WHAT YOU WILL DO: Return only how many lines in the data include the string "Aquel".

[Records drawn from a dataset]

*** Begin section ***

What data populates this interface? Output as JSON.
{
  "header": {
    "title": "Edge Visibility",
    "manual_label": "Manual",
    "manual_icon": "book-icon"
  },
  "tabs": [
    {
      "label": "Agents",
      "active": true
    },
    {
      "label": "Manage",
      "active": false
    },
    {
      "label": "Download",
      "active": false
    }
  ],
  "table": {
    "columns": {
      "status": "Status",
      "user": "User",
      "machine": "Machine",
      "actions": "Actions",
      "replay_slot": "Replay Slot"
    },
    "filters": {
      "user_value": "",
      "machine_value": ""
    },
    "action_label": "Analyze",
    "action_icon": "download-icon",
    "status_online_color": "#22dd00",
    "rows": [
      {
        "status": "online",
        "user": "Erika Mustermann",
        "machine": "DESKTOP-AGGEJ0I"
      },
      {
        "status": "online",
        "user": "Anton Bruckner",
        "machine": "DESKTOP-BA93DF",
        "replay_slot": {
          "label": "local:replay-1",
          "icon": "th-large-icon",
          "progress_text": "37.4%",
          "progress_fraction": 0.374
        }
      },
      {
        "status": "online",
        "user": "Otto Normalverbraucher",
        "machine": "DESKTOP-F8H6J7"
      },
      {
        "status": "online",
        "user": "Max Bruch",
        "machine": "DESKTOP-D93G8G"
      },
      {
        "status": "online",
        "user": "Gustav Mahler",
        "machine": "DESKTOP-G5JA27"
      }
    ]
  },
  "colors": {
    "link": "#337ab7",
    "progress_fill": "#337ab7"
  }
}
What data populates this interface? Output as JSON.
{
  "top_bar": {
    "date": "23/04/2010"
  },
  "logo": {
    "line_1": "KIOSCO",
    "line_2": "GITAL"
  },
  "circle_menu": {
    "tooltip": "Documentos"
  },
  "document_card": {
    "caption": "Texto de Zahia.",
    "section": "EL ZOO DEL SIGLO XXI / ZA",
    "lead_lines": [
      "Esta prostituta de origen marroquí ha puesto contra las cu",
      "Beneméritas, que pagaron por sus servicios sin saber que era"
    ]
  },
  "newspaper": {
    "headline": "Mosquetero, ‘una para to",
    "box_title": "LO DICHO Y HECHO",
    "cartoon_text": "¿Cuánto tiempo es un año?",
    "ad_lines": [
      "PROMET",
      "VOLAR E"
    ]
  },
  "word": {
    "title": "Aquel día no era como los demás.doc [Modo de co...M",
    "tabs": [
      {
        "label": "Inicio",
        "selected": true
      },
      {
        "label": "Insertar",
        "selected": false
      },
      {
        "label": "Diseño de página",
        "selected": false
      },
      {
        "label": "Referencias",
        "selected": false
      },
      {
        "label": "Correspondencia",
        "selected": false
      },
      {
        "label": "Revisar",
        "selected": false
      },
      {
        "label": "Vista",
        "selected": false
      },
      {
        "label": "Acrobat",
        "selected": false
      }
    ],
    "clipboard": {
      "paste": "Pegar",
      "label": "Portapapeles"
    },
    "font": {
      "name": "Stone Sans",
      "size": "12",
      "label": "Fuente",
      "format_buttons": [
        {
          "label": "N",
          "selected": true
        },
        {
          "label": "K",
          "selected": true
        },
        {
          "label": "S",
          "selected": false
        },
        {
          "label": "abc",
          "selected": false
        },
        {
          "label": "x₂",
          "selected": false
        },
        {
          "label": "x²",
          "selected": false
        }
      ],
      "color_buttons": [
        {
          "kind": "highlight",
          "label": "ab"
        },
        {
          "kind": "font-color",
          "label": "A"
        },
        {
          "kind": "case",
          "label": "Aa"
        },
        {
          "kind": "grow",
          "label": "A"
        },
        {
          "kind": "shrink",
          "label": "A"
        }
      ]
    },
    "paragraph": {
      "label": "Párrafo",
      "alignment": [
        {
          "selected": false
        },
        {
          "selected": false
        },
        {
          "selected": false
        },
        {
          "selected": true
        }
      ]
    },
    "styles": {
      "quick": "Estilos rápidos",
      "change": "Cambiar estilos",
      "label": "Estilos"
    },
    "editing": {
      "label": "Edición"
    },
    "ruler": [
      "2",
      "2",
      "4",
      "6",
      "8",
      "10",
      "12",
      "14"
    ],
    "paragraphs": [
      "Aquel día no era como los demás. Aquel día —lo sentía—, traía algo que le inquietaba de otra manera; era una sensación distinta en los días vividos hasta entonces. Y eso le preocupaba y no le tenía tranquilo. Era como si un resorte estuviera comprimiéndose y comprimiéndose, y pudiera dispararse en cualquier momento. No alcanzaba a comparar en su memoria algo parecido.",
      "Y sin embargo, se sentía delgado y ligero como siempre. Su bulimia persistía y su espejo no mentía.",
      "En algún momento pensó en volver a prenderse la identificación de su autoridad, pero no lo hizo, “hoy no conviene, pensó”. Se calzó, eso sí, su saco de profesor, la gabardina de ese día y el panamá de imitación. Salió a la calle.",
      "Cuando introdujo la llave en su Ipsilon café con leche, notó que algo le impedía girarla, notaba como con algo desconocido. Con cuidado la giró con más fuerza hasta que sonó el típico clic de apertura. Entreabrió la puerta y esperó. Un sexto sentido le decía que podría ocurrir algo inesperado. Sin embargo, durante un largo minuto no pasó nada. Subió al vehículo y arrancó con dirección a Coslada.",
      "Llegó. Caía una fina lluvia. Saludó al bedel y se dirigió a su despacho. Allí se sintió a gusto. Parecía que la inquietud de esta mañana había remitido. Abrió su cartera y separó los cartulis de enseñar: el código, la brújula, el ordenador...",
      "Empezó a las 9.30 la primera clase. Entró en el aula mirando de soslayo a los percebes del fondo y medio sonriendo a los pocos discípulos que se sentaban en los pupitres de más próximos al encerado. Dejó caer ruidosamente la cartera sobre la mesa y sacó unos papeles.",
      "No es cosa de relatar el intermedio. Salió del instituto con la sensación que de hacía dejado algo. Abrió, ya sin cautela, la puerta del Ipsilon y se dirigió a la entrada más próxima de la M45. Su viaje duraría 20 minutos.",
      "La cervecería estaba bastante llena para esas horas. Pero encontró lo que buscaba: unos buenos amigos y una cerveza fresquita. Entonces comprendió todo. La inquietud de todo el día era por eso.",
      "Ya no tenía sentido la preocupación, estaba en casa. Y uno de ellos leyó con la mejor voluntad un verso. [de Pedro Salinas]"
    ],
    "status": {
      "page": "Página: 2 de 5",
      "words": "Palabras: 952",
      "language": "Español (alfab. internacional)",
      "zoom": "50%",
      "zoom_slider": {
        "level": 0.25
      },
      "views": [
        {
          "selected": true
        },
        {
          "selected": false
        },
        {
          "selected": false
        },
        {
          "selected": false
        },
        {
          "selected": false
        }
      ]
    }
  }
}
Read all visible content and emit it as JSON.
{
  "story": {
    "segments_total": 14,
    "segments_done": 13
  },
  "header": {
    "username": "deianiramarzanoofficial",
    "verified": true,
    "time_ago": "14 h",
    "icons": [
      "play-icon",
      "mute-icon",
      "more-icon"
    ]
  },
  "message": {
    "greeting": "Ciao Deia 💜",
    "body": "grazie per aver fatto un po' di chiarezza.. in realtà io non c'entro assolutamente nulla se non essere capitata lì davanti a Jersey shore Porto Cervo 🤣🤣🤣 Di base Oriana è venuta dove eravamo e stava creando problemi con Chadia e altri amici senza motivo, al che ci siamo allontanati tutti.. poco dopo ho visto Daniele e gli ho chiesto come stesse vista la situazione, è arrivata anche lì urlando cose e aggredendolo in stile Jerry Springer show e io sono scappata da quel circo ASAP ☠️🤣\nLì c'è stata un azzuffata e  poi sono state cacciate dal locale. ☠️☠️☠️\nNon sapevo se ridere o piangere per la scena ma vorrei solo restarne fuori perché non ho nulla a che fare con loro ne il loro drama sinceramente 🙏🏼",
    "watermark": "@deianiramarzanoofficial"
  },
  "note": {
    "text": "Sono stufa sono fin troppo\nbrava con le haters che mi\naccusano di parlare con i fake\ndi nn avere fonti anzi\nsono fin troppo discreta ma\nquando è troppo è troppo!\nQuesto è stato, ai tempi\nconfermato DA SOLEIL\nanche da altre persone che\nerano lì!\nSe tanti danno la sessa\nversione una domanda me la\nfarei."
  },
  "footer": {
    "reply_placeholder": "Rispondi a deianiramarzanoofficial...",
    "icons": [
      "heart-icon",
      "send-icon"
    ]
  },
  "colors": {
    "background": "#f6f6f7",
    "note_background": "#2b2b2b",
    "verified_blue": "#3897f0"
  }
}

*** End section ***

SOLVED PROBLEM: 2